◆ Data for review ◆
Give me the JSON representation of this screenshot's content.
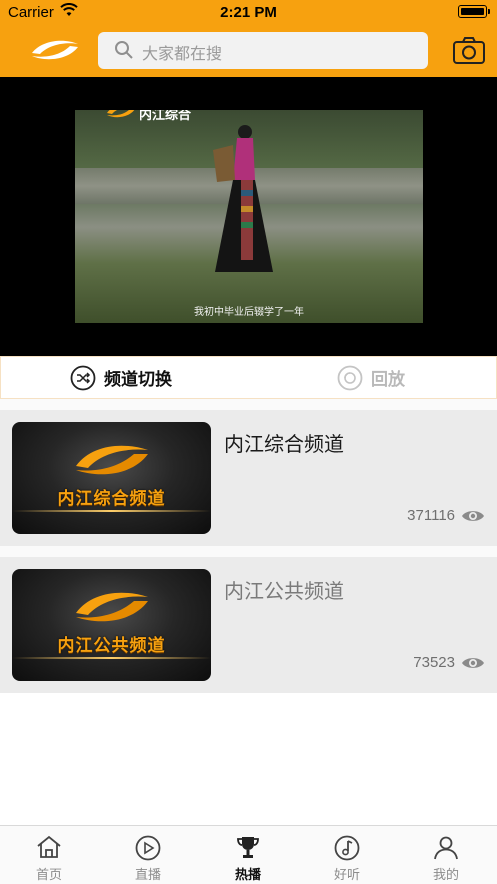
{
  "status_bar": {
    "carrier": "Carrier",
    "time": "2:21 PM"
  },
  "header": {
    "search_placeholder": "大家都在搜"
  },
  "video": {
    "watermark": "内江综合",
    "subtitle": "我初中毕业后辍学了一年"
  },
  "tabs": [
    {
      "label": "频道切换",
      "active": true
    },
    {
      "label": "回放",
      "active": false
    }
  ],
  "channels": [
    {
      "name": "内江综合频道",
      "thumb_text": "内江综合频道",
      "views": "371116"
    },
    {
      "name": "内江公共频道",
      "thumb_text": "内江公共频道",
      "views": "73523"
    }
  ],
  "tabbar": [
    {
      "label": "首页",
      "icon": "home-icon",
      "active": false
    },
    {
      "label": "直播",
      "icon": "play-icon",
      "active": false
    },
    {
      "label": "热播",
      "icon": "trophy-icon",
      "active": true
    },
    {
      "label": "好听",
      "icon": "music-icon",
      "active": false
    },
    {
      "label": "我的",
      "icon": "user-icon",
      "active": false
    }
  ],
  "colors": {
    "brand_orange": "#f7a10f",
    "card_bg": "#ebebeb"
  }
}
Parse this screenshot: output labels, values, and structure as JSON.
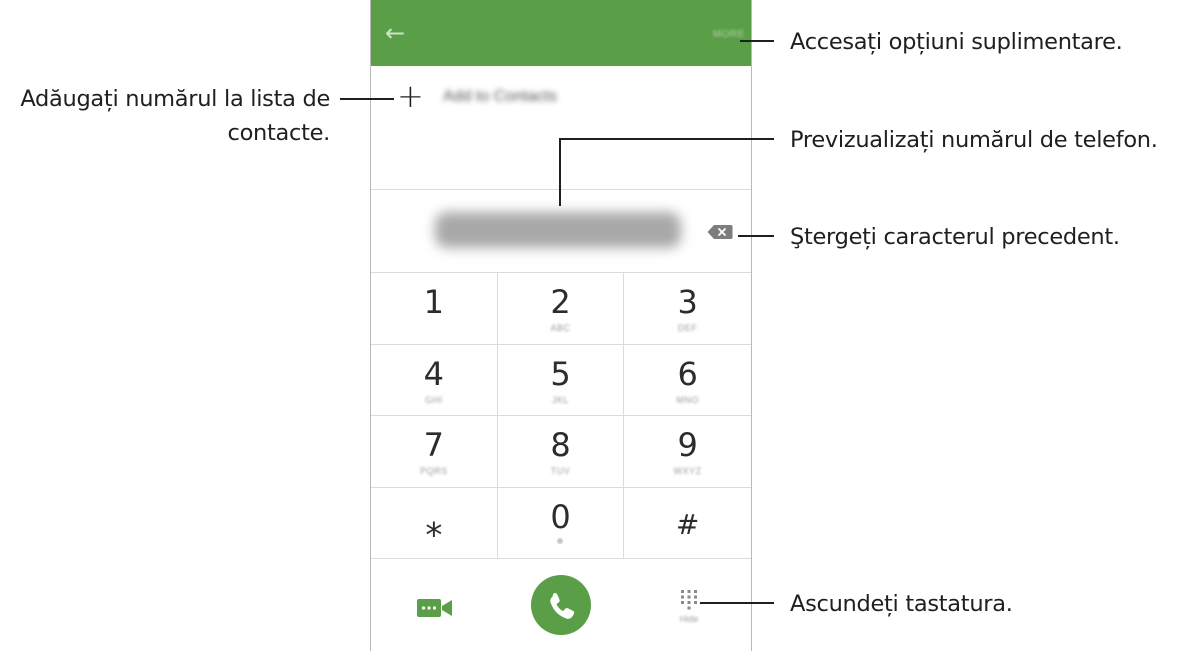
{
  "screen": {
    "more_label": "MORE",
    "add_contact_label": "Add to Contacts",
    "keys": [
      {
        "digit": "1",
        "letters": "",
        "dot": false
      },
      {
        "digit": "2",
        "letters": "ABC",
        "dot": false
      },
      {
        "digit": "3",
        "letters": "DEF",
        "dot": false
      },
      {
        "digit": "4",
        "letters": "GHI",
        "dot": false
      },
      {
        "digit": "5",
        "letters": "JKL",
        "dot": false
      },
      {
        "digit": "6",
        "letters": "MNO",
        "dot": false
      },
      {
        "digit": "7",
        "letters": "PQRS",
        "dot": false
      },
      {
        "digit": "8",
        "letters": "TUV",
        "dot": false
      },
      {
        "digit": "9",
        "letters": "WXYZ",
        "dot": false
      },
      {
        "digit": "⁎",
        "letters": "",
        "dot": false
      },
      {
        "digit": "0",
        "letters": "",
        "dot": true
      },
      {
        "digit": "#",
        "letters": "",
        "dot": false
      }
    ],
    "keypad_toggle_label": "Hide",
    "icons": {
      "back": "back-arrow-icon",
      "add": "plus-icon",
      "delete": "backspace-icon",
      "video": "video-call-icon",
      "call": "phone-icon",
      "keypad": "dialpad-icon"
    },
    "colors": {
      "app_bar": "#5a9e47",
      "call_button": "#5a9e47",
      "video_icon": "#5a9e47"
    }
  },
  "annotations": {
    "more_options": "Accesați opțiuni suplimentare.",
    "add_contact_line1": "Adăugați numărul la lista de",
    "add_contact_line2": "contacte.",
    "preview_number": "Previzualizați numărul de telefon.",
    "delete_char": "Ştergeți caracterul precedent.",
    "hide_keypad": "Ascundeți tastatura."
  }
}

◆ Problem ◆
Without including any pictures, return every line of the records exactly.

◆ Solution for this exercise ◆
Give me the JSON representation of this screenshot's content.
{
  "status_bar": {
    "carrier": "Carrier",
    "time": "2:21 PM"
  },
  "header": {
    "search_placeholder": "大家都在搜"
  },
  "video": {
    "watermark": "内江综合",
    "subtitle": "我初中毕业后辍学了一年"
  },
  "tabs": [
    {
      "label": "频道切换",
      "active": true
    },
    {
      "label": "回放",
      "active": false
    }
  ],
  "channels": [
    {
      "name": "内江综合频道",
      "thumb_text": "内江综合频道",
      "views": "371116"
    },
    {
      "name": "内江公共频道",
      "thumb_text": "内江公共频道",
      "views": "73523"
    }
  ],
  "tabbar": [
    {
      "label": "首页",
      "icon": "home-icon",
      "active": false
    },
    {
      "label": "直播",
      "icon": "play-icon",
      "active": false
    },
    {
      "label": "热播",
      "icon": "trophy-icon",
      "active": true
    },
    {
      "label": "好听",
      "icon": "music-icon",
      "active": false
    },
    {
      "label": "我的",
      "icon": "user-icon",
      "active": false
    }
  ],
  "colors": {
    "brand_orange": "#f7a10f",
    "card_bg": "#ebebeb"
  }
}
Parse this screenshot: output labels, values, and structure as JSON.
{
  "screen": {
    "more_label": "MORE",
    "add_contact_label": "Add to Contacts",
    "keys": [
      {
        "digit": "1",
        "letters": "",
        "dot": false
      },
      {
        "digit": "2",
        "letters": "ABC",
        "dot": false
      },
      {
        "digit": "3",
        "letters": "DEF",
        "dot": false
      },
      {
        "digit": "4",
        "letters": "GHI",
        "dot": false
      },
      {
        "digit": "5",
        "letters": "JKL",
        "dot": false
      },
      {
        "digit": "6",
        "letters": "MNO",
        "dot": false
      },
      {
        "digit": "7",
        "letters": "PQRS",
        "dot": false
      },
      {
        "digit": "8",
        "letters": "TUV",
        "dot": false
      },
      {
        "digit": "9",
        "letters": "WXYZ",
        "dot": false
      },
      {
        "digit": "⁎",
        "letters": "",
        "dot": false
      },
      {
        "digit": "0",
        "letters": "",
        "dot": true
      },
      {
        "digit": "#",
        "letters": "",
        "dot": false
      }
    ],
    "keypad_toggle_label": "Hide",
    "icons": {
      "back": "back-arrow-icon",
      "add": "plus-icon",
      "delete": "backspace-icon",
      "video": "video-call-icon",
      "call": "phone-icon",
      "keypad": "dialpad-icon"
    },
    "colors": {
      "app_bar": "#5a9e47",
      "call_button": "#5a9e47",
      "video_icon": "#5a9e47"
    }
  },
  "annotations": {
    "more_options": "Accesați opțiuni suplimentare.",
    "add_contact_line1": "Adăugați numărul la lista de",
    "add_contact_line2": "contacte.",
    "preview_number": "Previzualizați numărul de telefon.",
    "delete_char": "Ştergeți caracterul precedent.",
    "hide_keypad": "Ascundeți tastatura."
  }
}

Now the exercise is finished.